) was John's favorite wrestler as a kid; he symbolized the clear lines between good and evil that didn't exist in John's life. The line that got me the first time I heard it and continues to make the hair on the back of my neck stand up every time I hear it since is this one:I need justice in my life. Here it comes.
But you can't just read that on the page, you have to hear it
. If you haven't heard the song, stop what you're doing and listen to it. Okay? It's the way the song switches in mid-verse from objective, school-report language ("He came from Texas seeking fortune and fame...") to the image of John watching TV in the floor in the dark, the TV light bringing hope and joy. It's the catch in his voice on the word "my" and the audible intake of breath before "Here it comes".
In contrast with the moral complexity of (some of) The Sunset Tree
, "The Legend of Chavo Guerrero" is three minutes of moral clarity. I love that ten years after The Sunset Tree
's meticulous exploration of love when it's entangled with violence, he can still
sing, in the last verse -- addressing his stepfather -- "He was my hero back when I was a kid / You let me down but Chavo never once did / You called him names to try to get beneath my skin / Now your ashes are scattered on the wind". I love the simplicity and directness of these words. And I love that the song gives the listener, too, permission to say to the person responsible for their trauma, "Yeah, you know, shit is complicated, but at the end of the day you're dead and I'm still here."

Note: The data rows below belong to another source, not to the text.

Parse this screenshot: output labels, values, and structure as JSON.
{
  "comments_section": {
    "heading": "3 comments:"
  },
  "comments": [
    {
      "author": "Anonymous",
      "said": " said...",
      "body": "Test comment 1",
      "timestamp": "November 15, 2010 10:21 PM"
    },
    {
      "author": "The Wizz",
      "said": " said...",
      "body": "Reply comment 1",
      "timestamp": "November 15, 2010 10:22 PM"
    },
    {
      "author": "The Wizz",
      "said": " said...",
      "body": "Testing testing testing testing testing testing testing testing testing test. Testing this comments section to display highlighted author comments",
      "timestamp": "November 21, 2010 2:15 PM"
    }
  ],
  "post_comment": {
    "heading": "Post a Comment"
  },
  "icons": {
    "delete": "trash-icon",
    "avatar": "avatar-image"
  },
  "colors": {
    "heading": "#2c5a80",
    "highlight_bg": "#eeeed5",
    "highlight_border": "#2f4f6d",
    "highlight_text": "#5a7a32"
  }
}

After that, it's a bit of a relief when the album follows up with the They-Might-Be-Giants-ish "Foreign Object", which is the most infectiously joyful song ever about stabbing somebody in the eye. It took me a couple of listens to get into the rest of the album, but now I'm really enjoying "Choked Out", "Werewolf Gimmick", and "Fire Editorial"; they go to some interesting places.
CDs have the advantage that you can play them repeatedly in your car, but there is nothing like a live Mountain Goats show, and of the three shows I saw this past week, each one was successively better than the last. On stage, John looks like there's nothing else in the world he'd rather be doing and
like he just discovered that now (25 years of performing notwithstanding). Shouting along to "Up the Wolves" with everybody else in the audience is group therapy and church.
While I want everybody else to love the Mountain Goats as much as I do, I also hope their shows never get too big for John to stay and sign CDs afterwards. At the Carrboro show I managed, somehow, to work up the nerve to tell him how powerful that line in "Chavo Guerrero" was for me. I am sure that that's what everybody else has been telling him too, but he thanked me as if nobody else had said so. So, John, if you're reading this, thank you.
And thanks for the hug.